INPUT RECORDS:

+===+

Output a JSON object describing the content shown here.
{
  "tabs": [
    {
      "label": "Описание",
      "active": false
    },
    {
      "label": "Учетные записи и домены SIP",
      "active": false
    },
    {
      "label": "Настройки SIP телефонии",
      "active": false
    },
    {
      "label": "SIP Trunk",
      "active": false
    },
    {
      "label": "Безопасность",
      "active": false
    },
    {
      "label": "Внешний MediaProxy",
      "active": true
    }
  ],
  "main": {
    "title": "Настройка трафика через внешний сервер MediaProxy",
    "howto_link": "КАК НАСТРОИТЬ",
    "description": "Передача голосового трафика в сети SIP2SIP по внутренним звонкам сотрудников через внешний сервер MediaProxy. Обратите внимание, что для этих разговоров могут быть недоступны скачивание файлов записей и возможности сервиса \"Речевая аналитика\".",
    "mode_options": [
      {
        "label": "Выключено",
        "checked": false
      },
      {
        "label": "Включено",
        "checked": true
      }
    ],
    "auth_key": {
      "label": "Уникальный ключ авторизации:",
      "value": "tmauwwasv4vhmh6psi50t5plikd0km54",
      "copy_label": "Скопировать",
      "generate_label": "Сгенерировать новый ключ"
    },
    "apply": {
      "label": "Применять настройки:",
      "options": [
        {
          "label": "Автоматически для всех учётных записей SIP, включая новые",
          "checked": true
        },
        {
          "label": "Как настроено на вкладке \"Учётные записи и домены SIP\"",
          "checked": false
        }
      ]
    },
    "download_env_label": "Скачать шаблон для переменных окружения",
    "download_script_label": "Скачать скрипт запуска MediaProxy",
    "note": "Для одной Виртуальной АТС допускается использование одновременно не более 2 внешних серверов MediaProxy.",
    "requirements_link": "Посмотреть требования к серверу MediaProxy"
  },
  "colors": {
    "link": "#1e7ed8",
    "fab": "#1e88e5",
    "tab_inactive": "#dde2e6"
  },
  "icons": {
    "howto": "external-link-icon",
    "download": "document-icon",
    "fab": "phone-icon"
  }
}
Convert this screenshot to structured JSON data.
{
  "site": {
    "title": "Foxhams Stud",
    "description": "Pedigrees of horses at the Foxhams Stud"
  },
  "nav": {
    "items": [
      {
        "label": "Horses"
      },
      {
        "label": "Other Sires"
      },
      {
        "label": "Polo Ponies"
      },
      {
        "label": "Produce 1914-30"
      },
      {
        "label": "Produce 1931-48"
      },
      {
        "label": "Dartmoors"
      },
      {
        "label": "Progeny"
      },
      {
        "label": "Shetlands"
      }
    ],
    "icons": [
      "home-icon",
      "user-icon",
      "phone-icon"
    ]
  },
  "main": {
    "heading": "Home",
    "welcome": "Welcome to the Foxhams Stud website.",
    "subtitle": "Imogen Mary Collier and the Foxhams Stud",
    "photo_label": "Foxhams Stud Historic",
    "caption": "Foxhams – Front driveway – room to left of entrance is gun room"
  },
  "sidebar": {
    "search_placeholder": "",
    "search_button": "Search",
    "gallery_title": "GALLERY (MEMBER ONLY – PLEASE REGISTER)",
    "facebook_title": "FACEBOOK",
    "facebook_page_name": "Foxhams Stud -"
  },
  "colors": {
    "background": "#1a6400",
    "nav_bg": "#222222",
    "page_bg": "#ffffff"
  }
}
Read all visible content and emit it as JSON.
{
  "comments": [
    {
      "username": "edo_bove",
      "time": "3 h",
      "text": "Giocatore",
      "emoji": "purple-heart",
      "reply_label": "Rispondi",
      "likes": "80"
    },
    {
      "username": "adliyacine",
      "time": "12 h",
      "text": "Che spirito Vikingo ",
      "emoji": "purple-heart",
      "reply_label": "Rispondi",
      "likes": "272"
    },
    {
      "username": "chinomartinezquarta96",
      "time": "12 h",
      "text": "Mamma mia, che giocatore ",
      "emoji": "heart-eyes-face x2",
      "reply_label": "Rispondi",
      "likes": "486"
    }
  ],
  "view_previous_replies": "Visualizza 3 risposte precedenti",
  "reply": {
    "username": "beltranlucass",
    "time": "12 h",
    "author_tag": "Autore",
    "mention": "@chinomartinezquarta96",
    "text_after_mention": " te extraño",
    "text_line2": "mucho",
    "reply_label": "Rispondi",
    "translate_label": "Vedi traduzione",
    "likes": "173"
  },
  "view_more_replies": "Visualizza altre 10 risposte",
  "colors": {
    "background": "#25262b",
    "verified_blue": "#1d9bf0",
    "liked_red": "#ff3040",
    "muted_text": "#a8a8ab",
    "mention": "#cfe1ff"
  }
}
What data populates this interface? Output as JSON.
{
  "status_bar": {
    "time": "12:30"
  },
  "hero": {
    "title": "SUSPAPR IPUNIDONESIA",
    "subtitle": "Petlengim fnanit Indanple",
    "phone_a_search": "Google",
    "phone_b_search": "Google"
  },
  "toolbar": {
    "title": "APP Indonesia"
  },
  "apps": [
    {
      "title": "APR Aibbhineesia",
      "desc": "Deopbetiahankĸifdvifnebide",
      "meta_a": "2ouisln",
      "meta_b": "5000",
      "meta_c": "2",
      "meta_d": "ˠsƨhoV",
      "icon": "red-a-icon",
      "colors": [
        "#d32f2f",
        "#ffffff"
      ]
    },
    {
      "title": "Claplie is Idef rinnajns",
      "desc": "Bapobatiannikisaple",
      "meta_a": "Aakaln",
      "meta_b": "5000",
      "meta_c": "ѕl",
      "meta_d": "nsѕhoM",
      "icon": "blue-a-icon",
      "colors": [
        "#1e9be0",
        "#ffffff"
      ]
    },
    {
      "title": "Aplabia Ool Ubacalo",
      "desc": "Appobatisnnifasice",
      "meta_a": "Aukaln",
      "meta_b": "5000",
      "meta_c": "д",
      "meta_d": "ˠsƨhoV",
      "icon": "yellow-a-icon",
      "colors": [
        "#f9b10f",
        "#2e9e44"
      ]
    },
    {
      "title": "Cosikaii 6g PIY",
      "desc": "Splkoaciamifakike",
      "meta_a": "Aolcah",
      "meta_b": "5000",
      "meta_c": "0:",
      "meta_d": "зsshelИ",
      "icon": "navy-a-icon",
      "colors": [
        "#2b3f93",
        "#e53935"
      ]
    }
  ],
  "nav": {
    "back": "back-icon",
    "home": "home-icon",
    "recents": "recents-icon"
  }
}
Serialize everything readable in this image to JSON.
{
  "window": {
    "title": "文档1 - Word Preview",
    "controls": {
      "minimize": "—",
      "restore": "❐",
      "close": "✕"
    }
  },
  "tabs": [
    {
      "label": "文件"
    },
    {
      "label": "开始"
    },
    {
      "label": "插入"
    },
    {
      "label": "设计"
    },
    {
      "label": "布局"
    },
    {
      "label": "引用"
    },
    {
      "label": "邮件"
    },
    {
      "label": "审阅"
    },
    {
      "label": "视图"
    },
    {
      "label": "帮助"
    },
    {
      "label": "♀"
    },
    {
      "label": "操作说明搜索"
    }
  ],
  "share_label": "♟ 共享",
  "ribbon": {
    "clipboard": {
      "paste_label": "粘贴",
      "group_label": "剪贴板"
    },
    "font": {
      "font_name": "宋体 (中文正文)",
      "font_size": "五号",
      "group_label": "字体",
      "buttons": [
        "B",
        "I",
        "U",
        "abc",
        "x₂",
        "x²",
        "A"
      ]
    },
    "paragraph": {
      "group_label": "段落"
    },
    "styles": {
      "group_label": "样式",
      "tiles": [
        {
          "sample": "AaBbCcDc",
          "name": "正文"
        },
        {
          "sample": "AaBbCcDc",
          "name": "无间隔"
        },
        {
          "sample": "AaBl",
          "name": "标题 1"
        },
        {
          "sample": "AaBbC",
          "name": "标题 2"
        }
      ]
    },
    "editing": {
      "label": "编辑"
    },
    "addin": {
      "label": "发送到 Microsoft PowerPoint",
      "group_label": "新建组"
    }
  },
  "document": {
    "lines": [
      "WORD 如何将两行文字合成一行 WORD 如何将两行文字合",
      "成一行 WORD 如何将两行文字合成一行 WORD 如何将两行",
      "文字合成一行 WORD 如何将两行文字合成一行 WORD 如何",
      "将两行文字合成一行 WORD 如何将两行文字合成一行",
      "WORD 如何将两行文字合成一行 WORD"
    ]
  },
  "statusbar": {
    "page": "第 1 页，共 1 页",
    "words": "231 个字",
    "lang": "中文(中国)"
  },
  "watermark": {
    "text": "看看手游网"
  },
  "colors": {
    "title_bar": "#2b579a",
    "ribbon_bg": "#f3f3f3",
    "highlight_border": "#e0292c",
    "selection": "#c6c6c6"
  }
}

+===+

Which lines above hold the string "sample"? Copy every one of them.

EXERCISE SOLUTION:
          "sample": "AaBbCcDc",
          "sample": "AaBbCcDc",
          "sample": "AaBl",
          "sample": "AaBbC",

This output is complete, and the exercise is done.